those commands enforce a secure and correct file and folder permission and also set a correct user and group ownership for all of them Now open your browser and navigate to "localhost/whomi.php", if everything went fine you should see the name of the file owner executing the script and not "www-data" unless you specified so

Run, Stop, Test, And Restart Apache


Use the following command to run Apache :
$ sudo /usr/sbin/apache2ctl start

To stop it, use :


$ sudo /usr/sbin/apache2ctl stop

To test configuration changes, use :


$ sudo /usr/sbin/apache2ctl configtest

Finally, to restart it, run :


$ sudo /usr/sbin/apache2ctl restart

Alternatively, you can use a graphical interface by installing Rapache or the simpler localhostindicator.

Using Apache
You can access apache by typing 127.0.0.1 or http://localhost (by default it will be listening on port 80) in your browser address bar. By default the directory for apache server pages is /var/www . It needs root access in order to put files in. A way to do it is just starting the file browser as root in a terminal:
$ sudo nautilus

or if you want to make /var/www your own. (Use only for non-production web servers - this is not the most secure way to do things.)
$ sudo chown -R $USER:$USER /var/www

Status
To check the status of your PHP installation:
$ gksudo "gedit /var/www/testphp.php"

and insert the following line


<?php phpinfo(); ?>

View this page on a web browser at http://yourserveripaddress/testphp.php or http://localhost/testphp.php

Securing Apache
If you just want to run your Apache install as a development server and want to prevent it from listening for incoming connection attempts, this is easy to do.
$ gksudo "gedit /etc/apache2/ports.conf" $ password:

Change ports.conf so that it contains:


Listen 127.0.0.1:80

Save this file, and restart Apache (see above). Now Apache will serve only to your home domain, http://127.0.0.1 or http://localhost.

Password-Protect a Directory
There are 2 ways to password-protect a specific directory. The recommended way involves editing /etc/apache2/apache2.conf . (To do this, you need root access). The other way involves editing a .htaccess file in the directory to be protected. (To do this, you need access to that directory).

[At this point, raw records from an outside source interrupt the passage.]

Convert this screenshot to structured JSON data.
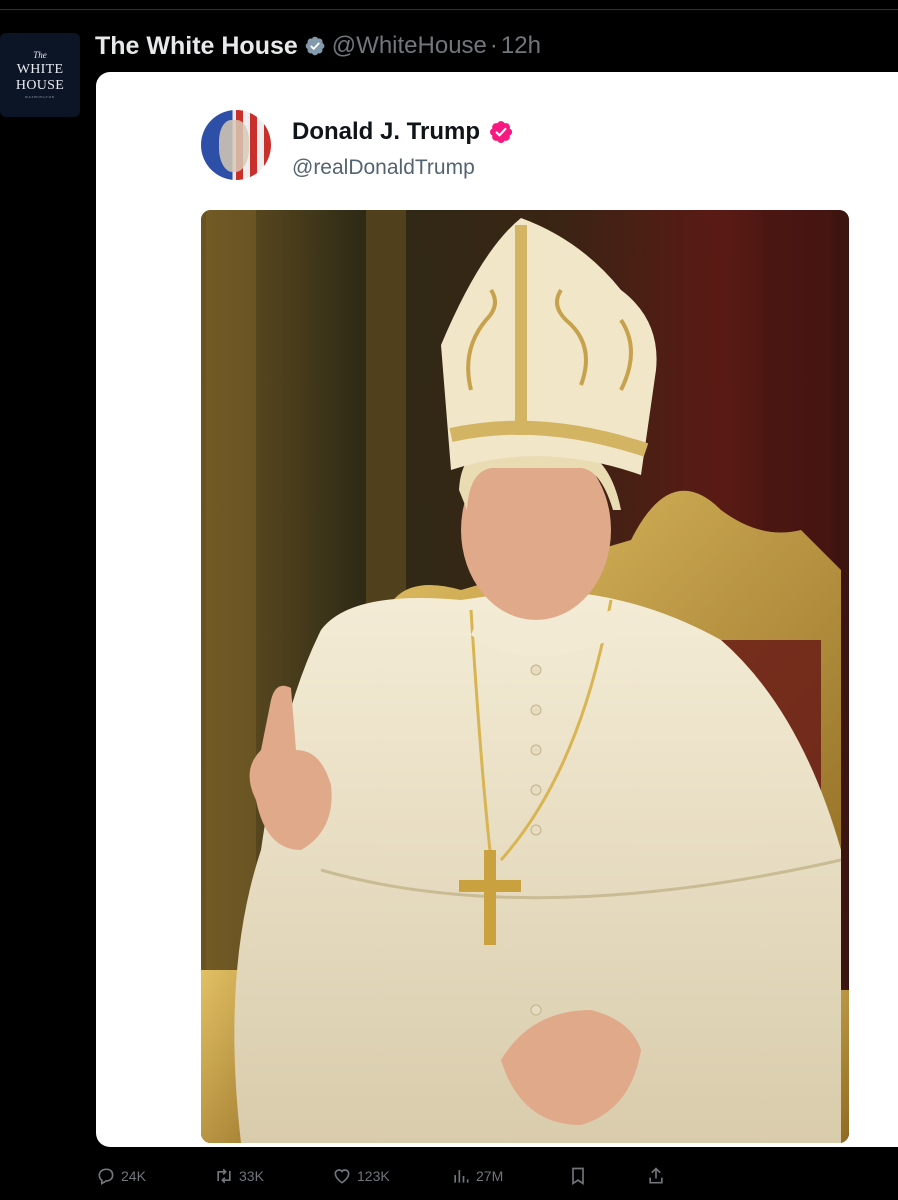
{
  "tweet": {
    "display_name": "The White House",
    "handle": "@WhiteHouse",
    "separator": "·",
    "time": "12h",
    "avatar": {
      "line1": "The",
      "line2": "WHITE",
      "line3": "HOUSE",
      "line4": "WASHINGTON"
    },
    "verified_color": "#829aab"
  },
  "embedded_post": {
    "display_name": "Donald J. Trump",
    "handle": "@realDonaldTrump",
    "badge_color": "#f91880"
  },
  "actions": {
    "replies": "24K",
    "reposts": "33K",
    "likes": "123K",
    "views": "27M"
  },
  "icons": {
    "reply": "reply-icon",
    "repost": "repost-icon",
    "like": "heart-icon",
    "views": "views-bar-chart-icon",
    "bookmark": "bookmark-icon",
    "share": "share-icon"
  }
}
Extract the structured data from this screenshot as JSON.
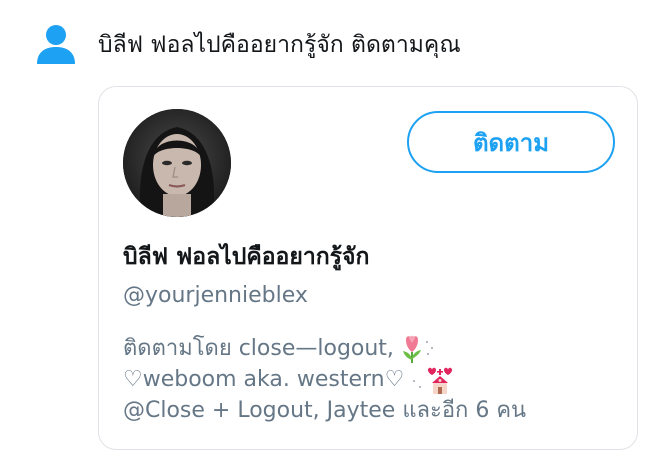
{
  "notification": {
    "icon": "person-icon",
    "text": "บิลีฟ ฟอลไปคืออยากรู้จัก ติดตามคุณ"
  },
  "card": {
    "follow_button_label": "ติดตาม",
    "display_name": "บิลีฟ ฟอลไปคืออยากรู้จัก",
    "handle": "@yourjennieblex",
    "followed_by": {
      "line1": "ติดตามโดย close—logout,",
      "line2": "♡weboom aka. western♡",
      "line3": "@Close + Logout, Jaytee และอีก 6 คน"
    }
  },
  "colors": {
    "accent": "#1da1f2",
    "text_primary": "#14171a",
    "text_secondary": "#657786",
    "border": "#dfe3e7"
  }
}
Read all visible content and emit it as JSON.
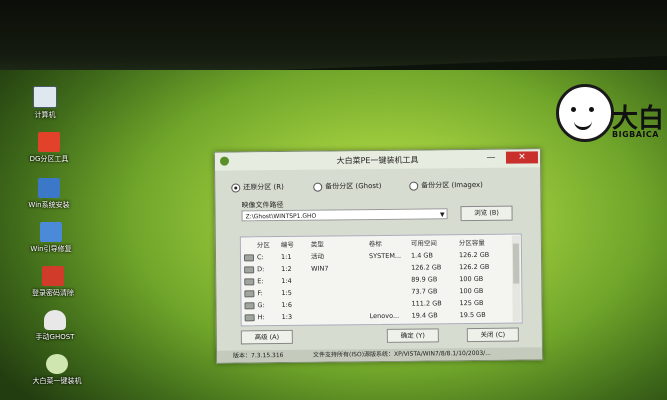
{
  "desktop_icons": [
    {
      "label": "计算机",
      "icon": "computer-icon",
      "color": "#dfe7ef"
    },
    {
      "label": "DG分区工具",
      "icon": "diskgenius-icon",
      "color": "#e2412a"
    },
    {
      "label": "Win系统安装",
      "icon": "windows-setup-icon",
      "color": "#3c78c8"
    },
    {
      "label": "Win引导修复",
      "icon": "boot-repair-icon",
      "color": "#4a8ad8"
    },
    {
      "label": "登录密码清除",
      "icon": "password-clear-icon",
      "color": "#d13b2a"
    },
    {
      "label": "手动GHOST",
      "icon": "ghost-icon",
      "color": "#e8e8e8"
    },
    {
      "label": "大白菜一键装机",
      "icon": "installer-icon",
      "color": "#cfe6b0"
    }
  ],
  "logo": {
    "text_cn": "大白",
    "text_en": "BIGBAICA"
  },
  "dialog": {
    "title": "大白菜PE一键装机工具",
    "min_label": "—",
    "close_label": "✕",
    "options": [
      "还原分区 (R)",
      "备份分区 (Ghost)",
      "备份分区 (Imagex)"
    ],
    "image_path_label": "映像文件路径",
    "image_path_value": "Z:\\Ghost\\WINTSP1.GHO",
    "browse_label": "浏览 (B)",
    "table": {
      "headers": [
        "分区",
        "编号",
        "类型",
        "卷标",
        "可用空间",
        "分区容量"
      ],
      "rows": [
        [
          "C:",
          "1:1",
          "活动",
          "SYSTEM...",
          "1.4 GB",
          "126.2 GB"
        ],
        [
          "D:",
          "1:2",
          "WIN7",
          "",
          "126.2 GB",
          "126.2 GB"
        ],
        [
          "E:",
          "1:4",
          "",
          "",
          "89.9 GB",
          "100 GB"
        ],
        [
          "F:",
          "1:5",
          "",
          "",
          "73.7 GB",
          "100 GB"
        ],
        [
          "G:",
          "1:6",
          "",
          "",
          "111.2 GB",
          "125 GB"
        ],
        [
          "H:",
          "1:3",
          "",
          "Lenovo...",
          "19.4 GB",
          "19.5 GB"
        ]
      ]
    },
    "advanced_label": "高级 (A)",
    "ok_label": "确定 (Y)",
    "cancel_label": "关闭 (C)",
    "status_version": "版本：7.3.15.316",
    "status_support": "文件支持所有(ISO)源版系统：XP/VISTA/WIN7/8/8.1/10/2003/..."
  },
  "colors": {
    "close_button": "#c9302c",
    "accent_green": "#9fcc3e"
  }
}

Password-Protect a Directory With .htaccess


See EnablingUseOfApacheHtaccessFiles Warning: On at least some versions of Ubuntu, .htaccess files will not work by default. See EnablingUseOfApacheHtaccessFiles for help on enabling them.

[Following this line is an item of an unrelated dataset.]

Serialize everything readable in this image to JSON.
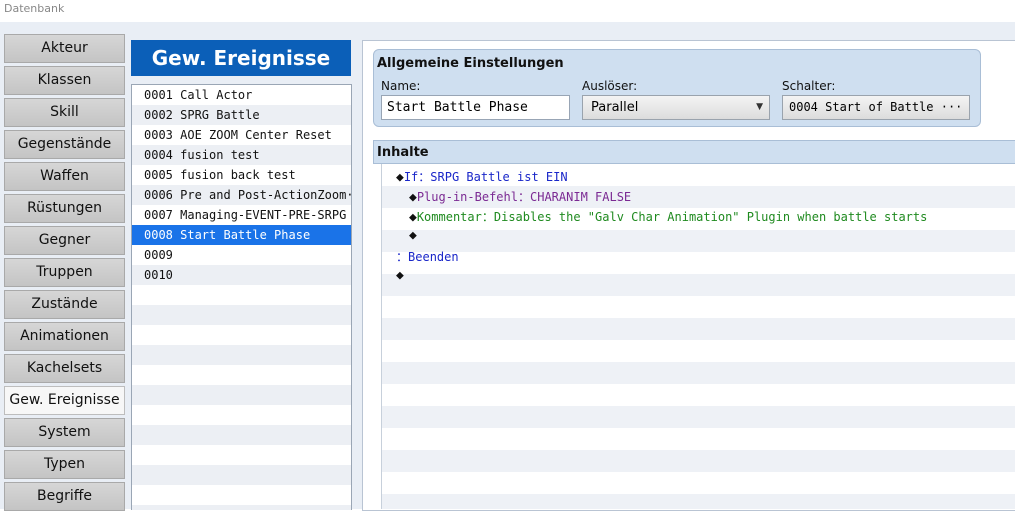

thumbnails
If you direct your web browser to a directory (rather than a specific file), and there is no "index.html" file in that directory, Apache will generate an index file on-the-fly listing all the files and folders in that directory. Each folder has a little icon of a folder next to it. To put a thumbnail of that specific image (rather than the generic "image icon") next to each image file (.jpg, .png, etc.): ... todo: add instructions on how to do thumbnails here, perhaps using Apache::AutoIndex 0.08 or Apache::Album 0.95 ...

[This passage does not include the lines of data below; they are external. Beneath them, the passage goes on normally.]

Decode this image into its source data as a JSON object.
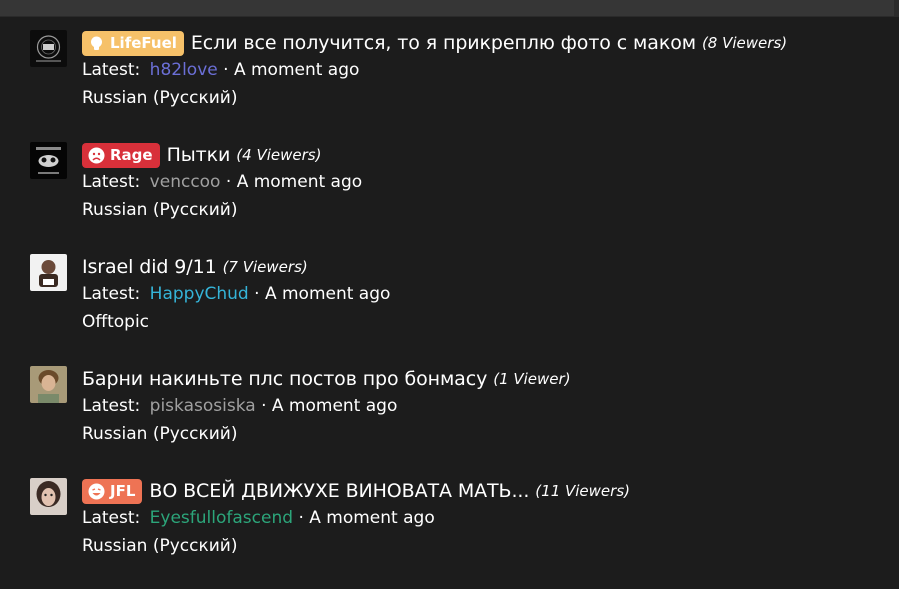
{
  "threads": [
    {
      "prefix": "LifeFuel",
      "prefix_icon": "lightbulb-icon",
      "title": "Если все получится, то я прикреплю фото с маком",
      "viewers": "(8 Viewers)",
      "latest_label": "Latest:",
      "latest_user": "h82love",
      "latest_user_color": "#6b6fd6",
      "separator": "·",
      "time": "A moment ago",
      "forum": "Russian (Русский)"
    },
    {
      "prefix": "Rage",
      "prefix_icon": "angry-face-icon",
      "title": "Пытки",
      "viewers": "(4 Viewers)",
      "latest_label": "Latest:",
      "latest_user": "venccoo",
      "latest_user_color": "#a0a0a0",
      "separator": "·",
      "time": "A moment ago",
      "forum": "Russian (Русский)"
    },
    {
      "prefix": "",
      "title": "Israel did 9/11",
      "viewers": "(7 Viewers)",
      "latest_label": "Latest:",
      "latest_user": "HappyChud",
      "latest_user_color": "#35b4d8",
      "separator": "·",
      "time": "A moment ago",
      "forum": "Offtopic"
    },
    {
      "prefix": "",
      "title": "Барни накиньте плс постов про бонмасу",
      "viewers": "(1 Viewer)",
      "latest_label": "Latest:",
      "latest_user": "piskasosiska",
      "latest_user_color": "#a0a0a0",
      "separator": "·",
      "time": "A moment ago",
      "forum": "Russian (Русский)"
    },
    {
      "prefix": "JFL",
      "prefix_icon": "laughing-face-icon",
      "title": "ВО ВСЕЙ ДВИЖУХЕ ВИНОВАТА МАТЬ...",
      "viewers": "(11 Viewers)",
      "latest_label": "Latest:",
      "latest_user": "Eyesfullofascend",
      "latest_user_color": "#2ca57a",
      "separator": "·",
      "time": "A moment ago",
      "forum": "Russian (Русский)"
    }
  ]
}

Known problems
Skype incompatibility
Skype uses port 80 for incoming calls, and thus, may block Apache. The solution is to change the port in one of the applications. Usually, port 81 is free and works fine. To change the port number in Skype go to menu Tools > Options, then click on the Advanced tab, then in the box of the port for incoming calls write your preference.

Other Apache Options


ServerSideIncludes - enable SSI in Apache2 LocalhostSubdomain - access your local files as if you had different subdomains

Further Information
StrongPasswords is recommended reading! BastilleLinux is also recommended if you're going to be running a live webserver. You can compile PHP5FromSource, as well as MYSQL5FromSource. PHPOracle will enable you to connect to Oracle databases. PhpPear : PHP Extension and Application Repository ApacheMySQLPHP (last edited 2012-11-10 21:44:18 by guntbert)